Baby Solo has always been interested in taking care of people, but when covid interrupted her college experience, she realized taking a smaller step at a trade school might benefit her in the long run.
In Iowa, Baby had graduated high school and gone on to college in her hometown. She was working as a caregiver and was interested in working her way up to a hospital.
“I love taking care of other people,” she said. “I was going to school for nursing but covid hit and I got unmotivated.”
Just as she decided to step back from nursing school, Baby’s husband was transferred to another state and Baby decided to move with him. It was the fresh start she needed to get back into her education, but at a pace she was more comfortable with.
“I thought, ‘Let me take a step back and do a little step in between,’ ” she said. “I decided to go for medical assisting because I felt like it was an easier step to take but would also let me take another step toward becoming a nurse. I just wanted to start a little bit slower.”

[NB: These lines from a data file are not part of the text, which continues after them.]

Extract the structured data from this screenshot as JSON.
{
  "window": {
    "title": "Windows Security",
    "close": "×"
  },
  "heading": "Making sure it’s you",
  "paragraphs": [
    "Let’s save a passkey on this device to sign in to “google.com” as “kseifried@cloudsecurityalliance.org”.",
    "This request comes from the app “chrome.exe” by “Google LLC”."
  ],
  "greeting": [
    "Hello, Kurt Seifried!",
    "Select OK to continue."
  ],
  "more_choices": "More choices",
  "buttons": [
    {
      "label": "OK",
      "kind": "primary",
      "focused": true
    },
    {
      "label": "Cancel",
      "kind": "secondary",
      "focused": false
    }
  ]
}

“It was a different culture than I was used to,” she said. “I did go to college for a little bit, and I was familiar with things there. California was very different because I knew no one. Everything at the nursing school was very fast paced. It was very either you learn it now or you don’t learn it at all. At UEI, even though it was only eight months, we took our time to learn things. I felt like it was much easier to learn than the nursing school.”
Baby learned quickly that studying in a silo like she had been doing in nursing school would not work at UEI. There, everyone worked collaboratively and learned together.
“It definitely got me out of my comfort zone,” she said. “It expanded my education and helped me make some friendships that I feel like will last for a long time. I told myself if I want to learn and pass my classes, I have to make friends and ask questions. That was difficult for me to do but I did it.”
That push to be outgoing helped Baby to excel in her program and she was even hired by her externship site.
“She is young, ambitious and has a really bright future,” said Richard Luis, Baby’s instructor. “She is a pleasure to be around. The way she communicates and makes people feel at ease in our labs or when we had patients from other programs come in, she is very engaging and very calming. She had it all.”
Now that she has more medical knowledge and experience working in the field, Baby feels confident that she can excel in a nursing program. She plans to enroll in the near future.
“I would tell others to take your time,” she said. “Figure out what you want to do before you jump into it. Take little steps. Sometimes the little steps matter. UEI is a place you’ll want to be. The staff are very caring. They take their time to check on you. Even during my externship, someone was constantly texting me to remind me to turn in my hours and get things done. They don’t give up easily on their students.”